Once you throw up an update, be prepared to interact with people. “Like Bait,” as it’s known, has a place on Facebook, but it will never convert those eyeballs to your turnstiles unless they can feel a connection to your attraction. For instance, posting a cool photo of your roller coaster may get 1,000 likes, but people will also ask questions, too. Each one of those questions is an opportunity to connect (and THEN sell your product to them AND all their friends).
If you’re a seasonal park, take advantage of the off-season to show all the transformative work going on behind-the-scenes. Just be aware that trying to sell a season pass in the middle of the winter with a photo of a dry waterslide probably isn’t going to go very viral. However, a video of employees sliding down said slide in a bathing suit – in the snow, now THAT’S different!)

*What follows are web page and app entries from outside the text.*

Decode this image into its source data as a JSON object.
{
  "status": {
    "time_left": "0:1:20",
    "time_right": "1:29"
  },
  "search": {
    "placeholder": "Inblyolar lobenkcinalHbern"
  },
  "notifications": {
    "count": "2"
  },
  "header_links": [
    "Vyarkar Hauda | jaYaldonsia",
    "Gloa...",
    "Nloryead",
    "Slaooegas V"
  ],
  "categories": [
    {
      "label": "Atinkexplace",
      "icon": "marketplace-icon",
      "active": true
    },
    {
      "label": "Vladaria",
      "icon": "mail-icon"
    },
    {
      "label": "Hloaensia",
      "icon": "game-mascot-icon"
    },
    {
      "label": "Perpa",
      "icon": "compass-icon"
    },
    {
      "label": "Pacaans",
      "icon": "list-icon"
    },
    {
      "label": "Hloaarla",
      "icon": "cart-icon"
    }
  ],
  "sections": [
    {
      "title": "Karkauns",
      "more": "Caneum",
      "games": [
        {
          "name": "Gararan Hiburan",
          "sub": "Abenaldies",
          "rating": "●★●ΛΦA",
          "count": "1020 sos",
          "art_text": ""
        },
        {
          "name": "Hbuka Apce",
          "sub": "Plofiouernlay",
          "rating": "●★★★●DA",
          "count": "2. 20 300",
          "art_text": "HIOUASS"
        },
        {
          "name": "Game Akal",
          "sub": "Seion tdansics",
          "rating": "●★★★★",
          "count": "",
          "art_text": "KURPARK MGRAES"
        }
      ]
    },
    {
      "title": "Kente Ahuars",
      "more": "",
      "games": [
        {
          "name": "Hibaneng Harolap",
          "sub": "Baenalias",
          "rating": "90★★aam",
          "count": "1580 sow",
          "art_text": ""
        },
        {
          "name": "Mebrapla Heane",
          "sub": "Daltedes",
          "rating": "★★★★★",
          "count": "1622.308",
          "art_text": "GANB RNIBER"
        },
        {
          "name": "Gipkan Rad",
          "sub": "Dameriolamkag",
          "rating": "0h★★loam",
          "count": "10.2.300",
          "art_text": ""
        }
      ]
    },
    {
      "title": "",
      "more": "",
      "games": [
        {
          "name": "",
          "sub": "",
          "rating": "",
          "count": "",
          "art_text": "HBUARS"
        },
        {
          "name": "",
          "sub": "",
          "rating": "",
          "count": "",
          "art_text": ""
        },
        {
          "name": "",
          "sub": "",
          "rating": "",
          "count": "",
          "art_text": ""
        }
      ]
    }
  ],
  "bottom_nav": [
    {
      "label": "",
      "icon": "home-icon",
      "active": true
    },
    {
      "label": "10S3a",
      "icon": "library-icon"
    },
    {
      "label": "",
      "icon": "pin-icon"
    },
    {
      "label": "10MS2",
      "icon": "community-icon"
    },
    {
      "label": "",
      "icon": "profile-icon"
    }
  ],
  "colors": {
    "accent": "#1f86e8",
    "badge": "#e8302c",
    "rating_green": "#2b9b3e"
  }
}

If you’re shooting your own photos to post on Facebook, Twitter and / or Google+ (and you should be) and you’re using a DSLR (i.e. NOT a cell phone camera) adding a watermark with your website or hashtag is absolutely necessary. People will inevitably share quality or memorable photos – and with watermarked information on them, your logo and website will be sitting right there in front of all those shares for consumption.
Which one of these social media update photos would YOU want to be saved as a follower’s new computer background? (Airship Ventures, 2007 – 2012)
So, don’t fill guests (or potential guests) feeds, walls or updates with tons of info, photos and sales pitches – just nurture them. There’s no reason to go crazy and post 15 Instagram shots of your newest ride. You’ll see your following grow and ultimately see more butts through the turnstiles.
In my next article, I’ll be talking about #hashtags – what are they? How can you use them to promote your attraction / FEC?
*The only exception to this rule is when your attraction is facing a crisis situation or dangerous weather conditions.
Review my prior posts about “Social Media and the Amusement Park” here.